The rough farmhouse road/path lay behind the gate—where two large red cows stood sentry, menacingly chewing their cud (or the remains of the last pilgrim they had thwarted!). I followed the guidebook’s instructions and knocked on the stone farmhouse door.

“Is this the path to the dolmen?” I inquired of the elderly lady with a cane who opened it.

“Yes, yes,” she answered with a welcoming smile. “Go through the gate and up the hill a way,” she said.

“There are cows?” I stammered.

The woman must have read my mind: “Ah,” she said with a wave of her hand, “Don’t worry about the cows; they won’t touch you.”

Guardian at the Gate

So I set out, opened the gate, and sidled toward the bovine guards, eyeing their horns. I had come all this way, and I couldn’t stand the thought of losing both the sacred well and the dolmen in one day.

At that moment, a black lab bounded through the fence, barking and nipping at the cows, who grudgingly yielded the path. I petted the wagging dog, my hero, then she began bouncing up the trail toward the dolmen.

So I had a four-footed guide, who soon presented me with a reddish rock, dropped it at my feet and stared pointedly at it. On Ireland’s farmland, trees and sticks are scarce, so I picked up the rock and hurled it along the path. So began our game of “fetch,” which lasted the entire half-mile walk to the dolmen: The dog got the rock (always the same one), carried it in her mouth back to the spot in the trail where I had advanced, and dropped it slobber-covered at my feet. I picked it up, threw it ahead and walked some more.

Rocks with a View

When we came up a hill, I gasped when I caught sight of giant rocks like three legs supporting a massive horizontal rock that nonetheless was elegantly stacked so that it looked like a bird taking flight. As we drew nearer, my dog friend guided me safely off the path and across the soggy bog until I arrived at the foot of the dolmen.

I could see for miles over the countryside; there wasn’t a soul around except my canine companion. I explored the stone monument, touching the cool rocks, crouching inside the hollow beneath its “legs,” which once (millennia ago) led into a subterranean chamber.

Kilclooney Dolmen is located in County Donegal, just a few miles from the town of Ardara. You can see my canine guide in the shadow of the dolmen.

I wanted to write in my journal, so I sat on a nearby rock where I had a lovely view of the dolmen against the dramatic sky with storm clouds brewing on the horizon. Minutes later, my reverie was destroyed by an army of buzzing midges. I had to keep moving to escape their bites, so I ambled, assessing the dolmen from many angles and picking a few wildflowers.

Finally, I tied my bundle with a stem, placed the flowers at the dolmen’s feet, made a wish and kissed the bird-like capstone.
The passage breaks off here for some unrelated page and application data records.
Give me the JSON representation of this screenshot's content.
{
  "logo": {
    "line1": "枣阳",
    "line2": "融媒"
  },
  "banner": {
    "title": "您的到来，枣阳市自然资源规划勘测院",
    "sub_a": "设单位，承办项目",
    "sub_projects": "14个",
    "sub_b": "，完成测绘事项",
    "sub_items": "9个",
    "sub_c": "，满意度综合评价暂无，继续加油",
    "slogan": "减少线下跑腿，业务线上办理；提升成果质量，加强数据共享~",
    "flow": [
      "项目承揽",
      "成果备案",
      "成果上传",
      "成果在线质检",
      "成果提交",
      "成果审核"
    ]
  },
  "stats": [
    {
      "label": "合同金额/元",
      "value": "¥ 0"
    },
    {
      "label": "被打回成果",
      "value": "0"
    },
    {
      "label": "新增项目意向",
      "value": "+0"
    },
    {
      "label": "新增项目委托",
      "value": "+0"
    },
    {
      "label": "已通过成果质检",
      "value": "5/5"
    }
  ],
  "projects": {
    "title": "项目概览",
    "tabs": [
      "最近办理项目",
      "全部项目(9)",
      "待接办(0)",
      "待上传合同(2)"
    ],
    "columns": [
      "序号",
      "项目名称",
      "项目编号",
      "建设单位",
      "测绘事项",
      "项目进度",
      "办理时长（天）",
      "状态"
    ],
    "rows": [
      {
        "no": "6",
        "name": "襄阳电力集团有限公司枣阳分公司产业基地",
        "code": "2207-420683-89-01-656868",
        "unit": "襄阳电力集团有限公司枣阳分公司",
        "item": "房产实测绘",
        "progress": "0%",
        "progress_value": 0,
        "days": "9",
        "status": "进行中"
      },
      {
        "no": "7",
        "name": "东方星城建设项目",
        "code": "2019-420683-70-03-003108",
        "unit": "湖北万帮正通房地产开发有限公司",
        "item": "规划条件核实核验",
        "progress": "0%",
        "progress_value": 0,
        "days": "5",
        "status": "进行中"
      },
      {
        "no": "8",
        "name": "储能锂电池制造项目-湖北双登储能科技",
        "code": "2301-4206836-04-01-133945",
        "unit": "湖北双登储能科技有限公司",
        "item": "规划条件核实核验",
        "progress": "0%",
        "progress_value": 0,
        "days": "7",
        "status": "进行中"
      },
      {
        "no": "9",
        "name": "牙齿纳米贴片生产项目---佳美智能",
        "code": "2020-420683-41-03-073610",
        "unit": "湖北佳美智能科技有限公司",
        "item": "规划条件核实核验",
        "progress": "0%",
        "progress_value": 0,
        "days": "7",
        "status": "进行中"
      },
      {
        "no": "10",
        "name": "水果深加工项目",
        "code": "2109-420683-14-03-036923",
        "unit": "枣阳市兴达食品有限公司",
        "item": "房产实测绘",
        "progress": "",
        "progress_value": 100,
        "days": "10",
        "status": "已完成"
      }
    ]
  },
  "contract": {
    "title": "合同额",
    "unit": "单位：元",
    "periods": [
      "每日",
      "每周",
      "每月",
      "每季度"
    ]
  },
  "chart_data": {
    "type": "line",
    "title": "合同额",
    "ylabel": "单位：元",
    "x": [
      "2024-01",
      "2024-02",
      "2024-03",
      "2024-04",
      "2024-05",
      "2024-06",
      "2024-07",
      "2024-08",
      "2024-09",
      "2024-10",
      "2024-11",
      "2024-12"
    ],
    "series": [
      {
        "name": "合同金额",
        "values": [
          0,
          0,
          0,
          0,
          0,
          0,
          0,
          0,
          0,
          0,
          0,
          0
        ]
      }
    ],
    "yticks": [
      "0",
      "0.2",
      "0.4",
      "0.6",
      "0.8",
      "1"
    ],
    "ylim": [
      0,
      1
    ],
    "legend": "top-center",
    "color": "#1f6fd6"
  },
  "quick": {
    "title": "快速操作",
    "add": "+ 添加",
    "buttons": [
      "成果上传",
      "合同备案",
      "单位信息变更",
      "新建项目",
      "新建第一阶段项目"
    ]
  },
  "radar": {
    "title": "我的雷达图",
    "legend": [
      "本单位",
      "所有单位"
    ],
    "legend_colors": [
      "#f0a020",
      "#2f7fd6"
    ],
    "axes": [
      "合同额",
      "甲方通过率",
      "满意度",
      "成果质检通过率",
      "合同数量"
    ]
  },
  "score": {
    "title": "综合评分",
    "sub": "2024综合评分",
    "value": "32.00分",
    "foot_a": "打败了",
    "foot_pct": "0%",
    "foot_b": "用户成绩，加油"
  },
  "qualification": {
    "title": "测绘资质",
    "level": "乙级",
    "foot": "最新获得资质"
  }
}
It’s part of the dolmen lore that a kiss on the ancient rocks will make your wishes come true.

Laurel Kallenbach, writer and editor

Read more about my travels in Ireland and to Neolithic sites in the British Isles:

P.S. For more tips on places to visit in Ireland, visit Discover Ireland.

Originally posted in March 2011.